## WHAT THE TASK REQUIRES
Restate the listing below line for line and word for word, without the pictures.

## RECORDS SUPPLIED
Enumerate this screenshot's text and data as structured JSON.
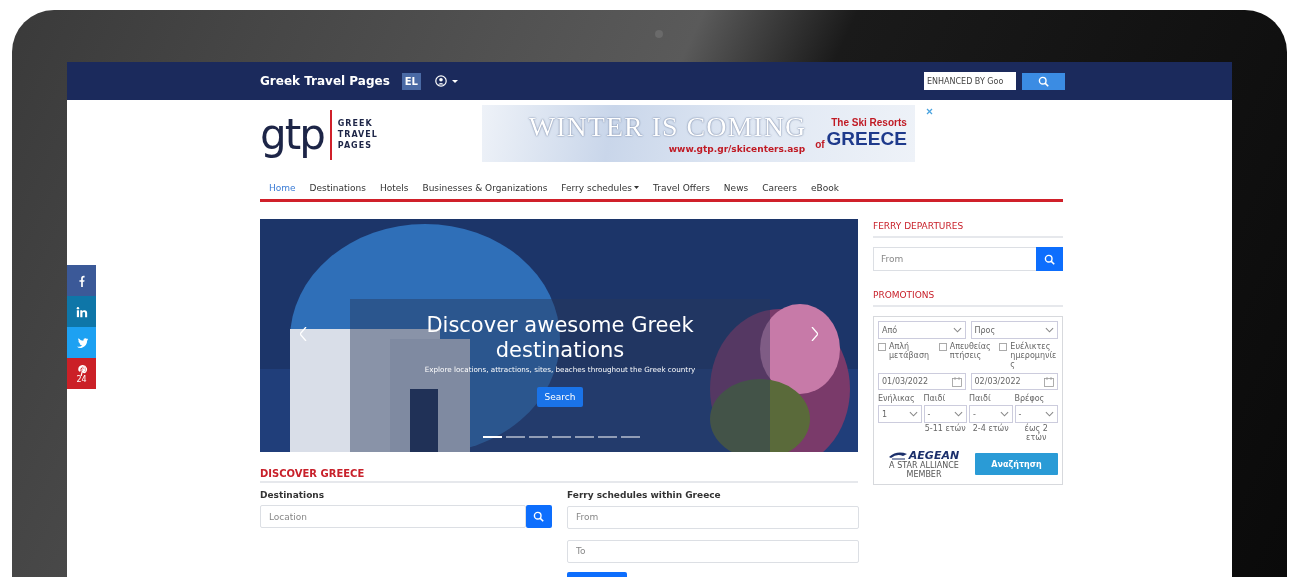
{
  "topbar": {
    "site_name": "Greek Travel Pages",
    "language": "EL",
    "search_placeholder": "ENHANCED BY Goo"
  },
  "header": {
    "logo_mark": "gtp",
    "logo_words": [
      "GREEK",
      "TRAVEL",
      "PAGES"
    ],
    "ad": {
      "headline": "WINTER IS COMING",
      "url": "www.gtp.gr/skicenters.asp",
      "tagline": "The Ski Resorts",
      "tagline_prefix": "of",
      "tagline_main": "GREECE"
    }
  },
  "nav": {
    "items": [
      {
        "label": "Home",
        "kind": "link",
        "selected": true
      },
      {
        "label": "Destinations",
        "kind": "link",
        "selected": false
      },
      {
        "label": "Hotels",
        "kind": "link",
        "selected": false
      },
      {
        "label": "Businesses & Organizations",
        "kind": "link",
        "selected": false
      },
      {
        "label": "Ferry schedules",
        "kind": "dropdown",
        "selected": false
      },
      {
        "label": "Travel Offers",
        "kind": "link",
        "selected": false
      },
      {
        "label": "News",
        "kind": "link",
        "selected": false
      },
      {
        "label": "Careers",
        "kind": "link",
        "selected": false
      },
      {
        "label": "eBook",
        "kind": "link",
        "selected": false
      }
    ]
  },
  "hero": {
    "title": "Discover awesome Greek destinations",
    "subtitle": "Explore locations, attractions, sites, beaches throughout the Greek country",
    "button": "Search",
    "indicators": [
      {
        "selected": true
      },
      {
        "selected": false
      },
      {
        "selected": false
      },
      {
        "selected": false
      },
      {
        "selected": false
      },
      {
        "selected": false
      },
      {
        "selected": false
      }
    ]
  },
  "discover": {
    "heading": "DISCOVER GREECE",
    "destinations": {
      "label": "Destinations",
      "placeholder": "Location"
    },
    "ferry": {
      "label": "Ferry schedules within Greece",
      "from_placeholder": "From",
      "to_placeholder": "To"
    }
  },
  "sidebar": {
    "ferry_departures": {
      "heading": "FERRY DEPARTURES",
      "placeholder": "From"
    },
    "promotions": {
      "heading": "PROMOTIONS",
      "widget": {
        "from_placeholder": "Από",
        "to_placeholder": "Προς",
        "options": [
          {
            "label": "Απλή μετάβαση",
            "checked": false
          },
          {
            "label": "Απευθείας πτήσεις",
            "checked": false
          },
          {
            "label": "Ευέλικτες ημερομηνίες",
            "checked": false
          }
        ],
        "dates": [
          "01/03/2022",
          "02/03/2022"
        ],
        "passengers": [
          {
            "label": "Ενήλικας",
            "value": "1"
          },
          {
            "label": "Παιδί",
            "value": "-",
            "note": "5-11 ετών"
          },
          {
            "label": "Παιδί",
            "value": "-",
            "note": "2-4 ετών"
          },
          {
            "label": "Βρέφος",
            "value": "-",
            "note": "έως 2 ετών"
          }
        ],
        "brand": "AEGEAN",
        "brand_tagline": "A STAR ALLIANCE MEMBER",
        "search_button": "Αναζήτηση"
      }
    }
  },
  "social": [
    {
      "kind": "facebook",
      "color": "#3b5998"
    },
    {
      "kind": "linkedin",
      "color": "#0e76a8"
    },
    {
      "kind": "twitter",
      "color": "#1da1f2"
    },
    {
      "kind": "pinterest",
      "color": "#cb2027",
      "count": "24"
    }
  ]
}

## RESULT BELOW
Enumerate this screenshot's text and data as structured JSON.
{
  "topbar": {
    "site_name": "Greek Travel Pages",
    "language": "EL",
    "search_placeholder": "ENHANCED BY Goo"
  },
  "header": {
    "logo_mark": "gtp",
    "logo_words": [
      "GREEK",
      "TRAVEL",
      "PAGES"
    ],
    "ad": {
      "headline": "WINTER IS COMING",
      "url": "www.gtp.gr/skicenters.asp",
      "tagline": "The Ski Resorts",
      "tagline_prefix": "of",
      "tagline_main": "GREECE"
    }
  },
  "nav": {
    "items": [
      {
        "label": "Home",
        "kind": "link",
        "selected": true
      },
      {
        "label": "Destinations",
        "kind": "link",
        "selected": false
      },
      {
        "label": "Hotels",
        "kind": "link",
        "selected": false
      },
      {
        "label": "Businesses & Organizations",
        "kind": "link",
        "selected": false
      },
      {
        "label": "Ferry schedules",
        "kind": "dropdown",
        "selected": false
      },
      {
        "label": "Travel Offers",
        "kind": "link",
        "selected": false
      },
      {
        "label": "News",
        "kind": "link",
        "selected": false
      },
      {
        "label": "Careers",
        "kind": "link",
        "selected": false
      },
      {
        "label": "eBook",
        "kind": "link",
        "selected": false
      }
    ]
  },
  "hero": {
    "title": "Discover awesome Greek destinations",
    "subtitle": "Explore locations, attractions, sites, beaches throughout the Greek country",
    "button": "Search",
    "indicators": [
      {
        "selected": true
      },
      {
        "selected": false
      },
      {
        "selected": false
      },
      {
        "selected": false
      },
      {
        "selected": false
      },
      {
        "selected": false
      },
      {
        "selected": false
      }
    ]
  },
  "discover": {
    "heading": "DISCOVER GREECE",
    "destinations": {
      "label": "Destinations",
      "placeholder": "Location"
    },
    "ferry": {
      "label": "Ferry schedules within Greece",
      "from_placeholder": "From",
      "to_placeholder": "To"
    }
  },
  "sidebar": {
    "ferry_departures": {
      "heading": "FERRY DEPARTURES",
      "placeholder": "From"
    },
    "promotions": {
      "heading": "PROMOTIONS",
      "widget": {
        "from_placeholder": "Από",
        "to_placeholder": "Προς",
        "options": [
          {
            "label": "Απλή μετάβαση",
            "checked": false
          },
          {
            "label": "Απευθείας πτήσεις",
            "checked": false
          },
          {
            "label": "Ευέλικτες ημερομηνίες",
            "checked": false
          }
        ],
        "dates": [
          "01/03/2022",
          "02/03/2022"
        ],
        "passengers": [
          {
            "label": "Ενήλικας",
            "value": "1"
          },
          {
            "label": "Παιδί",
            "value": "-",
            "note": "5-11 ετών"
          },
          {
            "label": "Παιδί",
            "value": "-",
            "note": "2-4 ετών"
          },
          {
            "label": "Βρέφος",
            "value": "-",
            "note": "έως 2 ετών"
          }
        ],
        "brand": "AEGEAN",
        "brand_tagline": "A STAR ALLIANCE MEMBER",
        "search_button": "Αναζήτηση"
      }
    }
  },
  "social": [
    {
      "kind": "facebook",
      "color": "#3b5998"
    },
    {
      "kind": "linkedin",
      "color": "#0e76a8"
    },
    {
      "kind": "twitter",
      "color": "#1da1f2"
    },
    {
      "kind": "pinterest",
      "color": "#cb2027",
      "count": "24"
    }
  ]
}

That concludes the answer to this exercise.